Imagine that a small cafe decides to allow customers to pay for their coffees with bitcoin – maybe they even offer it as a promotion to drive up new business. They get some new customers, and collect some bitcoin, and then think nothing further about it. A few months later, the cafe owner decides to trade that bitcoin for ‘fiat’ (i.e. traditional) currency so that they can pay other bills. There’s a good chance that the bitcoin received by the cafe will have changed in value, meaning the business may have made a capital gain, and now owes tax on it.
Even shifting bitcoin to another cryptocurrency would trigger this event, meaning small businesses could inadvertently get themselves into a tax predicament that they weren’t anticipating.
This example highlights a talking point that was consistent across all our panellists: advisors who become proficient in the tax implications of cryptocurrency will definitely be in hot demand.
Electra Frost, the co-founder of the Digital Playhouse Foundation agrees that there will be high interest for advisors who see leveraging these technologies as a means to bring inherent value to their and their clients’ operations. “We’re not going to be using blockchain practice platforms just for the sake of using blockchain. We’ll use them if they bring a layer of trust to our clients’ transactions, streamline our accounting processes, earn us passive income from our business know-how, and position us as a digital accountant at the forefront of technology.”

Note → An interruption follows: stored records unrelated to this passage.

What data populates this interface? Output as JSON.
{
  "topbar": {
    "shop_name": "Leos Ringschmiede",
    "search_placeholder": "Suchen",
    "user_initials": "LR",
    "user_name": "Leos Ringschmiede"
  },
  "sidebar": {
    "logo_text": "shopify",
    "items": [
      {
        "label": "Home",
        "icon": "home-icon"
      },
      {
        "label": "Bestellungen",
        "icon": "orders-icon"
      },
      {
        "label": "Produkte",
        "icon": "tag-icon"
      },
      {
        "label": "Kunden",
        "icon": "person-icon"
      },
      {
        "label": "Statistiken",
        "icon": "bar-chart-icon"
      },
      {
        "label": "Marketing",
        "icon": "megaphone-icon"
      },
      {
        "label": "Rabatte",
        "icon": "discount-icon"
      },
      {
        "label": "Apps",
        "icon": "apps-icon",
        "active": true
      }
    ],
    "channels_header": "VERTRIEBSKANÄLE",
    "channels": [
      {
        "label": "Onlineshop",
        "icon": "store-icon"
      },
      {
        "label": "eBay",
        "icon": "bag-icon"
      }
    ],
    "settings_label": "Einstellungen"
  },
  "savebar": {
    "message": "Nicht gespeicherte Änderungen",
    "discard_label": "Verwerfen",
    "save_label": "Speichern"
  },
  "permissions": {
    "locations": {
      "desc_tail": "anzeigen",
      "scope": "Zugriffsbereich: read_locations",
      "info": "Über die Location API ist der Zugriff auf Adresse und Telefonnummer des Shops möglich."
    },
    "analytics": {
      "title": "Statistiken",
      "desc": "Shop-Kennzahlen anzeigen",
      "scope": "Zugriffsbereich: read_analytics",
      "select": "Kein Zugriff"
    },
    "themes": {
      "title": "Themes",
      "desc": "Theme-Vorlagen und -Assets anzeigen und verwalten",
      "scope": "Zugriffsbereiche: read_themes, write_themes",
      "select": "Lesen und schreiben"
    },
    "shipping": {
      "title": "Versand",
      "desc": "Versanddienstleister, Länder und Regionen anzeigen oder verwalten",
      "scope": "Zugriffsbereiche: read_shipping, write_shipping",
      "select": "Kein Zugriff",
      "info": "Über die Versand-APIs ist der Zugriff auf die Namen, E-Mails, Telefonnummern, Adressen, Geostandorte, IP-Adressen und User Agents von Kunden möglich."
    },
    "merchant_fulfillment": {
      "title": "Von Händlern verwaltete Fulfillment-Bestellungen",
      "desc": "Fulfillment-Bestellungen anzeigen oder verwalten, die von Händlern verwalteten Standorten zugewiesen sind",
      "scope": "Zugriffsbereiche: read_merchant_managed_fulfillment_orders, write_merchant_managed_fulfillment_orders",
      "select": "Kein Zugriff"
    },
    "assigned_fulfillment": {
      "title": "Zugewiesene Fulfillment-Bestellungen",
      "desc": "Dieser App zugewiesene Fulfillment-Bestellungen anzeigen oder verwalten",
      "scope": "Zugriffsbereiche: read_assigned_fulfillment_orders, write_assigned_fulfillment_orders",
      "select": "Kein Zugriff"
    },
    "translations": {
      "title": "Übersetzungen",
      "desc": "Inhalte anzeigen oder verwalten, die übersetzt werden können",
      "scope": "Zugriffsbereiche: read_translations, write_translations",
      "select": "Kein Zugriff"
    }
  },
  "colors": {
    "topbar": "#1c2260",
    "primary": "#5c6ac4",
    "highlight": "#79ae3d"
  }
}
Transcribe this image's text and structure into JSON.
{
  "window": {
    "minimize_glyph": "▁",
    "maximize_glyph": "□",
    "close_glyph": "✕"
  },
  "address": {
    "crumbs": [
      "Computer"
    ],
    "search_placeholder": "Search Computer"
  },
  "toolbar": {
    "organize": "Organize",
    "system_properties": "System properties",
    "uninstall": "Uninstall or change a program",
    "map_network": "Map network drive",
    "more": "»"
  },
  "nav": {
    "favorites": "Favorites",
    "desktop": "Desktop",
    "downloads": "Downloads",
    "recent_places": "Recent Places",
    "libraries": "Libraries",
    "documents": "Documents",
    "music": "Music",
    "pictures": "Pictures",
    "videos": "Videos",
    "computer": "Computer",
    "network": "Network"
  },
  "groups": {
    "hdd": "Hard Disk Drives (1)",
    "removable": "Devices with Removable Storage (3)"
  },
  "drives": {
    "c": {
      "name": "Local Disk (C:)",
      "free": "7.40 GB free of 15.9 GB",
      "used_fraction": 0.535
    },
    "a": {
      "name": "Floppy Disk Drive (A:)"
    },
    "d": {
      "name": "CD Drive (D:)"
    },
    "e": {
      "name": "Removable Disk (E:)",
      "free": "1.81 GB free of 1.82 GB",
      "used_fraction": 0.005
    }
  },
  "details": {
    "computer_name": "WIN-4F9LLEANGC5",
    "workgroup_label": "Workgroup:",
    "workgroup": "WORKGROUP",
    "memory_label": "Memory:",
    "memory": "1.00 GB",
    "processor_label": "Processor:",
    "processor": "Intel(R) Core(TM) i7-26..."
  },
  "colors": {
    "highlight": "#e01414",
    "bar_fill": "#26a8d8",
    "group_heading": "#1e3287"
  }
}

According to Shane Brunette, those who made the effort to understand different transaction categories – and their respective tax impacts – would do particularly well in a market that’s seeking people to pave the path in this type of specialised accounting.
3. There are challenges in adopting these technologies (but they’re not insurmountable)
There’s no denying: adaptability to change is crucial. So, Electra Frost, a seasoned accountant of many years urged delegates to see it as a challenge that is not insurmountable. “Accountants are challenged by web3, but remember – this isn’t our first rodeo. We’ve onboarded businesses to cloud computing over the last decade, and we can lead the way again.
Knowledge-sharing collective Accountants On-Chain is onboarding accountants into these technologies with regular online events. This is not just the domain of tax advisers. Bookkeepers and accountants play a crucial role in developing internal finance processes and best-practices for businesses entering this space.”
It was a sentiment echoed by Adam Parore, CEO of CoinHQ, who added that change is inevitable. “Digital assets are coming quickly, and we as a profession must be ready with the tools to support our customers, especially around cryptocurrency tax. Some great podcasts that will get you up to speed, and keep you across the latest movements in this area are What Bitcoin Did, Coin Stories, Crypto Banter and the Weekly Open.”
Distributed ledger technology is quickly evolving, and will likely continue to shift and change as more businesses and governments look at implementing various aspects of it. In my role at Xero, my team and I are charged with keeping a close eye on where technologies like these are heading, how they are being adopted, and what opportunities they present for our customers.
We’re excited to make sure that the beautiful Xero experience you’re used to adapts and evolves, always leveraging the most relevant and powerful technology available. If there are other areas of emerging technology that Xero could help demystify, I’d love to hear what topics we should cover to help you and your clients grow your knowledge, understanding, and ability to embrace the future.